A massive earthquake measuring 7.9 magnitude struck west of the ancient Nepali capital of Kathmandu on Saturday, the U.S. Geological Survey said. The quake, initially measured at 7.7 but upgraded to 7.9 magnitude, was only 2 km deep.
The death toll is unclear and expected to rise significantly as walls of several houses reduced to rubble in Kathmandu, where the buildings are home to large families.The death toll has risen to 449, most of it in the Kathmandu Valley, police said
At the main hospital in Kathmandu, people with broken limbs and arms were being rushed in for treatment. It was also unclear how many people were injured.
Several buildings collapsed in the centre of the capital, the ancient Old Kathmandu, including centuries-old temples and towers. Among them was the Dharahara Tower, one of Kathmandu's landmarks built in the 1800s and a UNESCO-recognised historical monument. It was reduced to rubble and there were reports of people trapped underneath.
A 6.6-magnitude aftershock hit about an hour after the initial quake. Photographs posted online showed large cracks along roads and residents sitting in the street holding babies. National radio warned people to stay outdoors and maintain calm because more aftershocks were feared.
According to the reports, Nepal networks lost global Internet connectivity after the earthquake.
"Most new high rises in #Kathmandu ok, old buildings down.
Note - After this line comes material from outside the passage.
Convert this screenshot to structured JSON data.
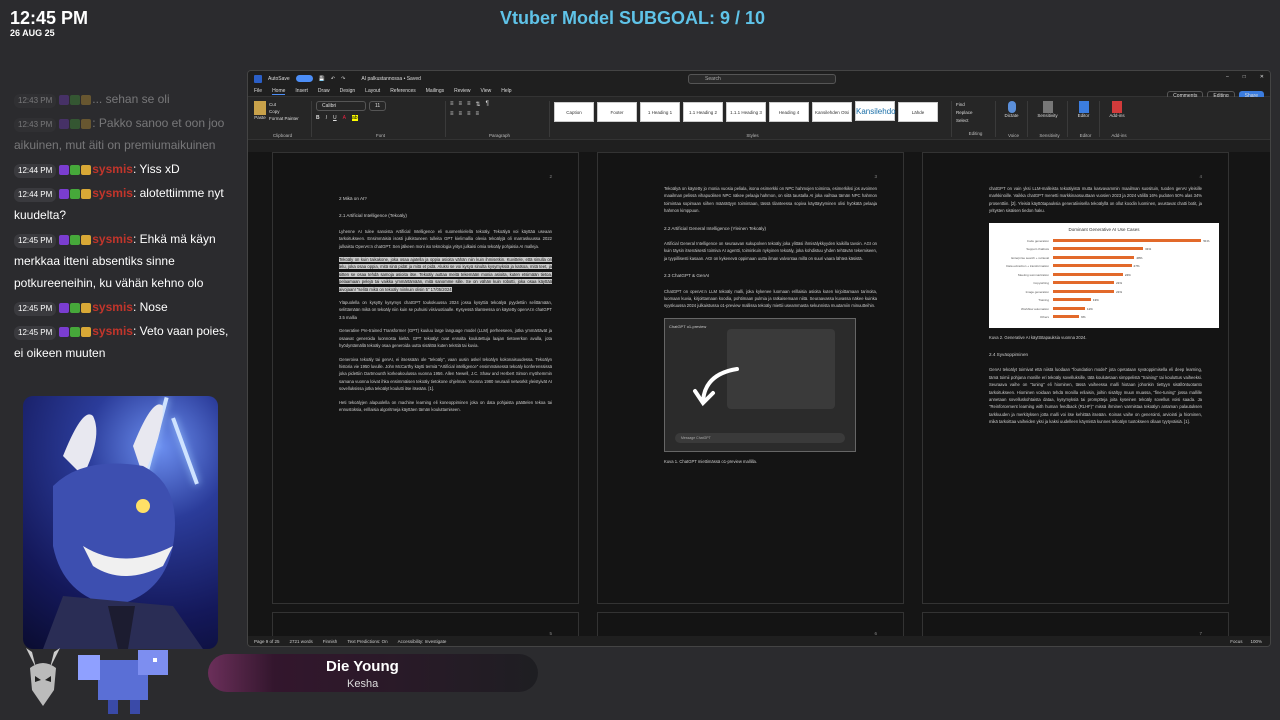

Temples reduced to rubble," Kunda Dixit, the editor of the Nepali Times newspaper, posted on Twitter. "Aftershocks were major jolts almost as severe as the main quake."
Tremors were felt as far away as New Delhi, Lahore in Pakistan and Lhasa in Tibet, 550 kilometres east of Kathmandu.
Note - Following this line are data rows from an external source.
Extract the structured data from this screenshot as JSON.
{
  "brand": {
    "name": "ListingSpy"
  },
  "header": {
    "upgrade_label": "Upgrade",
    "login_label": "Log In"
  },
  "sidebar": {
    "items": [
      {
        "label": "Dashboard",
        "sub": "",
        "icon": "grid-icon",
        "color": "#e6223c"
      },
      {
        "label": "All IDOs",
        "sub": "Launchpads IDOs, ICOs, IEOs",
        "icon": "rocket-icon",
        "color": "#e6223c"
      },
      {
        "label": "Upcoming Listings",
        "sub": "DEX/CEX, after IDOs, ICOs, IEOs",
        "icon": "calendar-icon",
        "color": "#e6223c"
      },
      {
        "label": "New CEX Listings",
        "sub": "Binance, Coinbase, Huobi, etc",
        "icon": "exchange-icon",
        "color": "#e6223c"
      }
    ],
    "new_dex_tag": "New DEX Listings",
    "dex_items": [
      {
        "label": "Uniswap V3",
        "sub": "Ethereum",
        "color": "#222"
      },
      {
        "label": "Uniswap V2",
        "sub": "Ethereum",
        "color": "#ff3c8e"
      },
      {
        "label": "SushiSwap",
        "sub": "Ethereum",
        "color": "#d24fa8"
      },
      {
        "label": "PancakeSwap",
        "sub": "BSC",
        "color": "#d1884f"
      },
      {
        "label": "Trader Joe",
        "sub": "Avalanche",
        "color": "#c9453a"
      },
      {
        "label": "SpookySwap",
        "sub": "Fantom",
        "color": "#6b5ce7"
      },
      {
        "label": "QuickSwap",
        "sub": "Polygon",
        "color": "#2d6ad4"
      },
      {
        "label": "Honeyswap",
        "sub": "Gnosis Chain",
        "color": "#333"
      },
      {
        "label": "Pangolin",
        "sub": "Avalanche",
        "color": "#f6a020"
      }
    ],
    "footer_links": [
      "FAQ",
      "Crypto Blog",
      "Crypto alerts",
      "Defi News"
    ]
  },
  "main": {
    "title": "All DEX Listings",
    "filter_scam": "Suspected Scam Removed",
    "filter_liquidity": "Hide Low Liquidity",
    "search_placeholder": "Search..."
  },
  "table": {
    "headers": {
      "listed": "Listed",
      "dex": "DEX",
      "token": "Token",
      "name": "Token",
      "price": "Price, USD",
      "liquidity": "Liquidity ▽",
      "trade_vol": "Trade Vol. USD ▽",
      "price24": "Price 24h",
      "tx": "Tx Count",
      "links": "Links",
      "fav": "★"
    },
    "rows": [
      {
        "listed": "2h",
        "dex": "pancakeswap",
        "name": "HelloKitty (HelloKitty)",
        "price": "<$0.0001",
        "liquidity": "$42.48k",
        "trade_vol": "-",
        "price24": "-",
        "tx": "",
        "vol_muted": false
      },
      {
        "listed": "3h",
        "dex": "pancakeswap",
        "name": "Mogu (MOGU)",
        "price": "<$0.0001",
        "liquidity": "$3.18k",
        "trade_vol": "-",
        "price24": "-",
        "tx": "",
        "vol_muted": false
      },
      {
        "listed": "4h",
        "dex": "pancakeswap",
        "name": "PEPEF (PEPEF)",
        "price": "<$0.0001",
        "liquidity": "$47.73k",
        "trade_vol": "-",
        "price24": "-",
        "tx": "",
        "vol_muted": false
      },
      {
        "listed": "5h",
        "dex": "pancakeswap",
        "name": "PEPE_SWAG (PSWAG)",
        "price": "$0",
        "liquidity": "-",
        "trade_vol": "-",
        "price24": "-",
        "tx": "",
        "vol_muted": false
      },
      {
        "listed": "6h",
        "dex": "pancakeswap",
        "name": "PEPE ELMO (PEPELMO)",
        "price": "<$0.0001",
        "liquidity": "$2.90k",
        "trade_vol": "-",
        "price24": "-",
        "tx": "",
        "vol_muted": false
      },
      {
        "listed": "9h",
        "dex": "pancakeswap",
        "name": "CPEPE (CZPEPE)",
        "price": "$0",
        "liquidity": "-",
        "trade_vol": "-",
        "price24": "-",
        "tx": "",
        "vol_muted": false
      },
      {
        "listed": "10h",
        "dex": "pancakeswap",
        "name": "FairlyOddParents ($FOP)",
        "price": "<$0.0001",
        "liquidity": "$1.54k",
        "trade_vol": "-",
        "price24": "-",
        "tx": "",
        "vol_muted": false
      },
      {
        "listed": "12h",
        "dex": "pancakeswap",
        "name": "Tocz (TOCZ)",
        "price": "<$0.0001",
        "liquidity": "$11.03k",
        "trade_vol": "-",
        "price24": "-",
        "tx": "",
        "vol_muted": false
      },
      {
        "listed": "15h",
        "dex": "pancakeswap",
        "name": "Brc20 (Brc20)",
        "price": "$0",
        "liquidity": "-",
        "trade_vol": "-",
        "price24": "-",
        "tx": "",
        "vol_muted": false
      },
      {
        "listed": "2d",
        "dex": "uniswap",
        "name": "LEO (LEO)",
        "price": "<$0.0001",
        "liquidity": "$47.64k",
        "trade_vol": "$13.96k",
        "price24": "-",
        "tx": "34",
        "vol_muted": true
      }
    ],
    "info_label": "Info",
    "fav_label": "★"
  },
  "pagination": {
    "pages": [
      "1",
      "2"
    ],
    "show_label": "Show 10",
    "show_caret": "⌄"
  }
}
A 1934 quake of magnitude 8.3 in the impoverished Himalayan nation killed over 8,500 people.